### Problem description
Scan the records for the word "Audio". Copy each line that includes it.

### Data for this exercise

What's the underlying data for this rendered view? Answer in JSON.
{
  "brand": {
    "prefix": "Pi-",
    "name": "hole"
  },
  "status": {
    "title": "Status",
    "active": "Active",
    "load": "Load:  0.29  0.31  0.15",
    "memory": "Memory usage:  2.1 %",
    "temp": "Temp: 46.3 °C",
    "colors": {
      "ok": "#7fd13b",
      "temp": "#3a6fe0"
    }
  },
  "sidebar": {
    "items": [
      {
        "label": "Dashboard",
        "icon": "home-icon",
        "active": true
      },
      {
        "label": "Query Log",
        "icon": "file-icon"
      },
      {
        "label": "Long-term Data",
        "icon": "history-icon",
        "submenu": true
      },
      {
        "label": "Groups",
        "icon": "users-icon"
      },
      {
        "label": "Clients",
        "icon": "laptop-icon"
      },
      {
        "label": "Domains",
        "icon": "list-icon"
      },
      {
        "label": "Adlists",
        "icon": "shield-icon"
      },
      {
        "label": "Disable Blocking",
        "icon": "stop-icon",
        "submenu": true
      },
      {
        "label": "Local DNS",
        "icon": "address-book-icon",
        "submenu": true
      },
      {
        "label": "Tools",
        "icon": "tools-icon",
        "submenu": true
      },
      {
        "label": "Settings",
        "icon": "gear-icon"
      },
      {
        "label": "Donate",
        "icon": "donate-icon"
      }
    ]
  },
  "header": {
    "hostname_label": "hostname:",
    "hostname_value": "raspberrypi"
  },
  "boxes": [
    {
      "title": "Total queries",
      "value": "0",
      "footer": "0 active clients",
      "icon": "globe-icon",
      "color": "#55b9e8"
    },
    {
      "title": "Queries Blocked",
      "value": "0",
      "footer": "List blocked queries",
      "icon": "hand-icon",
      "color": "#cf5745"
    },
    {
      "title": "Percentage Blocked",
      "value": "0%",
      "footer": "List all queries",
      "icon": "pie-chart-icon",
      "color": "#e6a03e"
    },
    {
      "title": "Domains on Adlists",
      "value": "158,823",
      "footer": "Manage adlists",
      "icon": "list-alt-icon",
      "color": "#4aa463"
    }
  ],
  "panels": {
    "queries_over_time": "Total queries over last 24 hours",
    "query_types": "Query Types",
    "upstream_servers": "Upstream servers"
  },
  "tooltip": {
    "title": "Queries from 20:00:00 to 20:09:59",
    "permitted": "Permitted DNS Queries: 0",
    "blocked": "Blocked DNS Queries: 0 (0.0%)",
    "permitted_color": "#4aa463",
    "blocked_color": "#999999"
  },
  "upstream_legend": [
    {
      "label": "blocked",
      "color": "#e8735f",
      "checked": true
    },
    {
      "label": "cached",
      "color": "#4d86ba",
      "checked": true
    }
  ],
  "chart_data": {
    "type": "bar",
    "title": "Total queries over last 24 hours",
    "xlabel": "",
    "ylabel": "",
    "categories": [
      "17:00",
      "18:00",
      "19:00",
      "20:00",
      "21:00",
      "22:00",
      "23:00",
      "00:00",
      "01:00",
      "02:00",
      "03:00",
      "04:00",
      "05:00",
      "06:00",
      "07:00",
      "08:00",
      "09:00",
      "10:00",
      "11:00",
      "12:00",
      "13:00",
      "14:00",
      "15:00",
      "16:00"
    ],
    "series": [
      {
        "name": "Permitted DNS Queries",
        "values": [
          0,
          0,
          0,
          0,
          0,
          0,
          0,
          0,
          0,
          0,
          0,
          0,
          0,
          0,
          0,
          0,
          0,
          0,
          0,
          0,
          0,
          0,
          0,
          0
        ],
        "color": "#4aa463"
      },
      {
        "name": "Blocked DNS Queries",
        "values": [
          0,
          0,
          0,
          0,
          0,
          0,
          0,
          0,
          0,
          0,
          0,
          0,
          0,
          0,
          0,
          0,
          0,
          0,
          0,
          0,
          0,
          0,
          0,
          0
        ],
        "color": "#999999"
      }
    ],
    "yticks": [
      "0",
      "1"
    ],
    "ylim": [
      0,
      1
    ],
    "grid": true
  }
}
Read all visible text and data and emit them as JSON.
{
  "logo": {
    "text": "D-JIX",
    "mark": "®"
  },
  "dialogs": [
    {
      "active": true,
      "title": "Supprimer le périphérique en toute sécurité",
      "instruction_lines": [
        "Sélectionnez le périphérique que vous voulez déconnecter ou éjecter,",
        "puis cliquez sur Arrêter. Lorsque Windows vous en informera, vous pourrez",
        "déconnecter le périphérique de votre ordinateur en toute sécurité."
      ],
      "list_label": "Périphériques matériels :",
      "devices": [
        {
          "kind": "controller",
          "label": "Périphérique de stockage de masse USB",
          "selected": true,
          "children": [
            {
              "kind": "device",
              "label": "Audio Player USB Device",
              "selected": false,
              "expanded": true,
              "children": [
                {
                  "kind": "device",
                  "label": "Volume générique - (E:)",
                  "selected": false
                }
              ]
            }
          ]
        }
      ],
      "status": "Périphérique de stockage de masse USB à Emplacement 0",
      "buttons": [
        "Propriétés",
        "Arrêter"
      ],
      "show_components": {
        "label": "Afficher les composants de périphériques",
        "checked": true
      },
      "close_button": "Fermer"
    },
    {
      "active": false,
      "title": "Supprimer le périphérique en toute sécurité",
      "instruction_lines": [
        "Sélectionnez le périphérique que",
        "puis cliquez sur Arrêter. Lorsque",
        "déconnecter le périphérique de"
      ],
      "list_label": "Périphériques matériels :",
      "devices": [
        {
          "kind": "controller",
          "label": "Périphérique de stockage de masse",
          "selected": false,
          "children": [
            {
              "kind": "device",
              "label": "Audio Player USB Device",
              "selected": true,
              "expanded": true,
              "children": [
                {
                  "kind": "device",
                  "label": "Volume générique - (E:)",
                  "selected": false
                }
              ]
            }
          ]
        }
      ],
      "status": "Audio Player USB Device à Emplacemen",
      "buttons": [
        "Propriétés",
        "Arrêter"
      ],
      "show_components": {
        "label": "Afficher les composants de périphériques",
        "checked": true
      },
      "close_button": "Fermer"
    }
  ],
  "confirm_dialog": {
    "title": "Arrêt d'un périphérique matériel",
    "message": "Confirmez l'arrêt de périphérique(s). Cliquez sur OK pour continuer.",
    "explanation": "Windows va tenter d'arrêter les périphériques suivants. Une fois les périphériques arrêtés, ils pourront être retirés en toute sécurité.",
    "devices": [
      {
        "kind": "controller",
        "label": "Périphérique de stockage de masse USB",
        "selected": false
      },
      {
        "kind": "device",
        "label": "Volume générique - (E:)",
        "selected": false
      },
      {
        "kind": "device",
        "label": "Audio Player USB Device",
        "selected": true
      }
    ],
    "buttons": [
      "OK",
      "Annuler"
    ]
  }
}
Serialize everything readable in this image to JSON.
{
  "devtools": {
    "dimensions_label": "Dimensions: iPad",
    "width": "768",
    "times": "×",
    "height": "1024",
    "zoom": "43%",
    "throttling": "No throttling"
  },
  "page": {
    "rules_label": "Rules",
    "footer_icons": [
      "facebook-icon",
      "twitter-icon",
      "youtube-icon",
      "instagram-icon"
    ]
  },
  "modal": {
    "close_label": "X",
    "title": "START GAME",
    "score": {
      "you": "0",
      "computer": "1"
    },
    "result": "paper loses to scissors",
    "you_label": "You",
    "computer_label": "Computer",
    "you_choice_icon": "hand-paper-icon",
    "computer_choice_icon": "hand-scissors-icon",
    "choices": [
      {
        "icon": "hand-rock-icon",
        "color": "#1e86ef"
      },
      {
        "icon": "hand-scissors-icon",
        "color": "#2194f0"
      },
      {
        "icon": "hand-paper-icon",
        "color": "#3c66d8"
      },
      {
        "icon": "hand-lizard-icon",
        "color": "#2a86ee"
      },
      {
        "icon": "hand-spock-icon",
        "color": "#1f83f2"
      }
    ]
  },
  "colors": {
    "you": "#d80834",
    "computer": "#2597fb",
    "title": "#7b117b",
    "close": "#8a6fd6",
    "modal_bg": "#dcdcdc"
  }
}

### Exercise response
              "label": "Audio Player USB Device",
              "label": "Audio Player USB Device",
      "status": "Audio Player USB Device à Emplacemen",
        "label": "Audio Player USB Device",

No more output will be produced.